I remember going to his dorm room several times. The movie Revenge of the Nerds has a scene where Lewis and Gilbert are standing in their (empty) dorm room looking around and surveying it with excitement. That scene always reminded me of my brother Karl and the moment he stood surveying his newly acquired dorm room at the academy. Yup, he was a nerd, too.
I was probably about eight or nine then when he started there. That same year I had written a five-verse poem that I can only remember one verse of. The poem was about Autumn. The single verse that I can remember is “Down, down yellow and brown. The leaves are falling all over town.”

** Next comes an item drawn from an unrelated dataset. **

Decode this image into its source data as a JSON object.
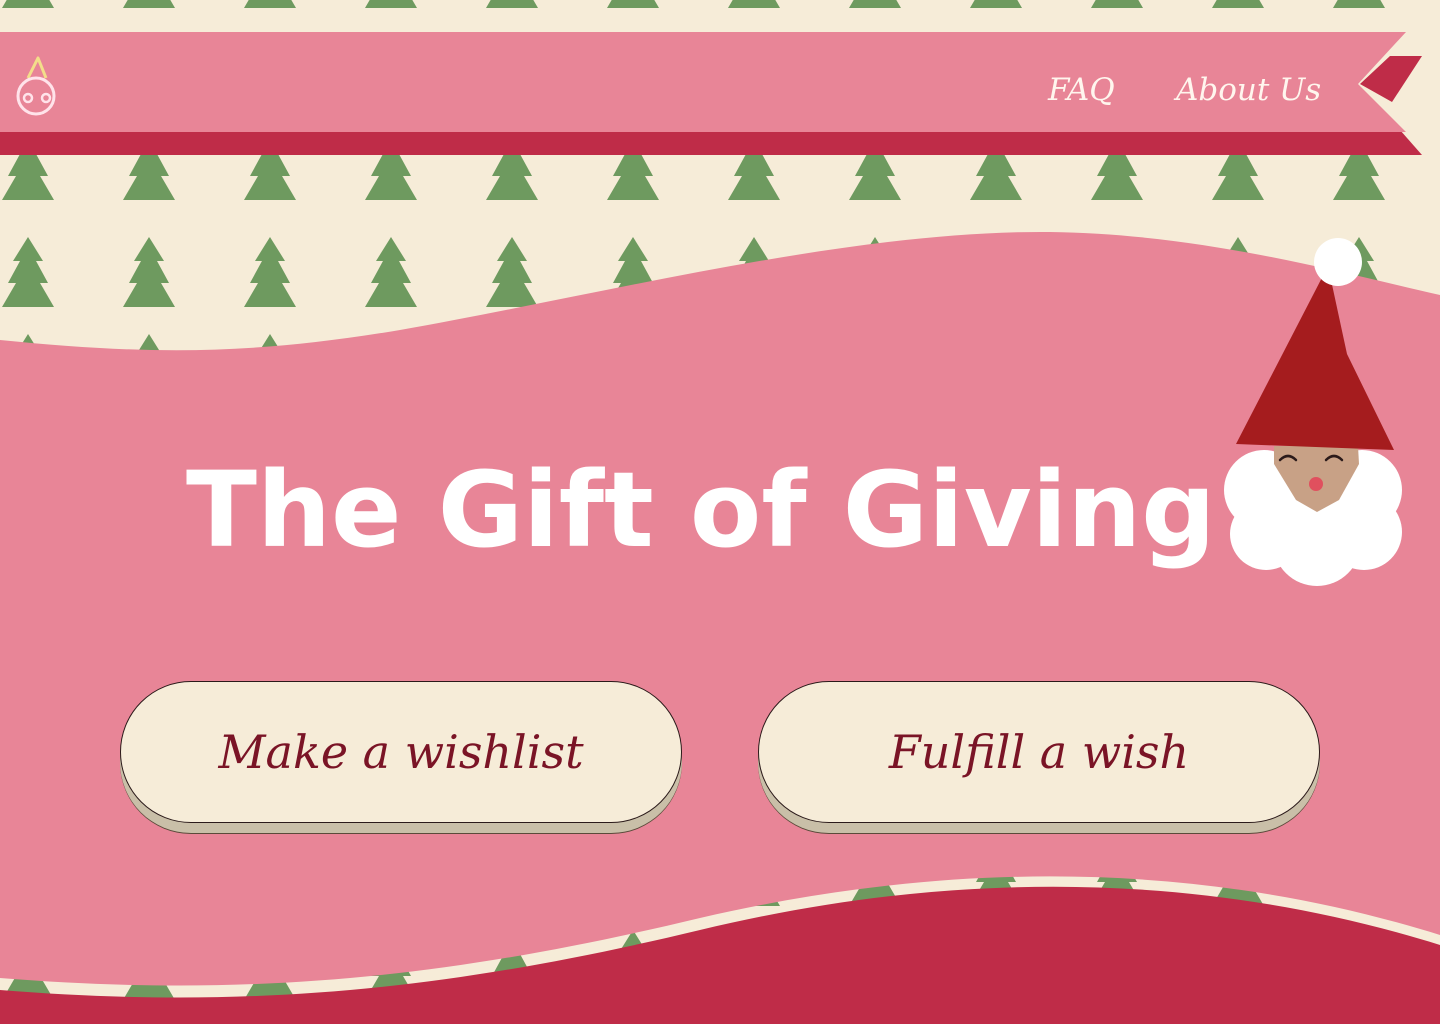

When he came home for the holidays, I had excitedly shown him what I had written. Karl did not seem too interested. However, the poem did disappear. Upon our next visit to Adelphian Academy and to Karl’s dorm room, I found it among some of his papers.
“You took my poem?” I asked. I was a little hurt that he took it especially since he didn’t even seem to like it.
“I have a friend who writes songs,” he explained. “I thought he might like to use it. Is that okay?”
What could I say? I had to save my big brother from the fires of hell! I couldn’t let him burn for all eternity for taking my poem so I told him he could have it and his friend could use it.
Whew! That was close! You’re welcome, Karl. A sister’s love never fails.
When I lived in Toledo, I went to Scott High School. At the time, it was reputed to be one of the worst schools in the city. There was a student body of about 1,500 students with a ratio of one white person (or other descent) to every 100 black students. That’s 97.3% Black Americans attending class. Being Caucasian, I was one of the 2.7%.
I loved the school and the teachers that taught there. Some of my best school memories come from my years as a student in that school. That’s not true for all though.
We had a substitute teacher for English. It was my freshman year and our regular teacher had moved to another state so until they found his replacement, Mrs. Levine substituted. I noticed that on her first day she was so jittery she stammered a lot while teaching.
On the second day, another one of the students pointed the stammering out and she openly admitted to be scared to death.
“I’m afraid to work here,” she confessed. “It scares me just to park in the parking lot.”
“What are you afraid of?” one of the students asked.
“I’m afraid of being attacked,” she answered, surprised that the reason wasn’t obvious.
I silently shook my head. At the end of class, I dawdled until I was one of the last leaving the classroom.
“Mrs. Levine,” I called out to her quietly. “You should have never told us you were afraid. If you’re afraid and some students know it, they will eat you up.”
She nodded her head and said, “Yes, I realized that after I said it. I don’t know what to do now.”
“Don’t be afraid,” I answered. “Just because their skin is darker than ours does not always mean they are worse than white kids. We’re all the same inside.”
I’m guessing I didn’t help ease her mind any. She taught one more day and then we had a new replacement: a substitute for the substitute.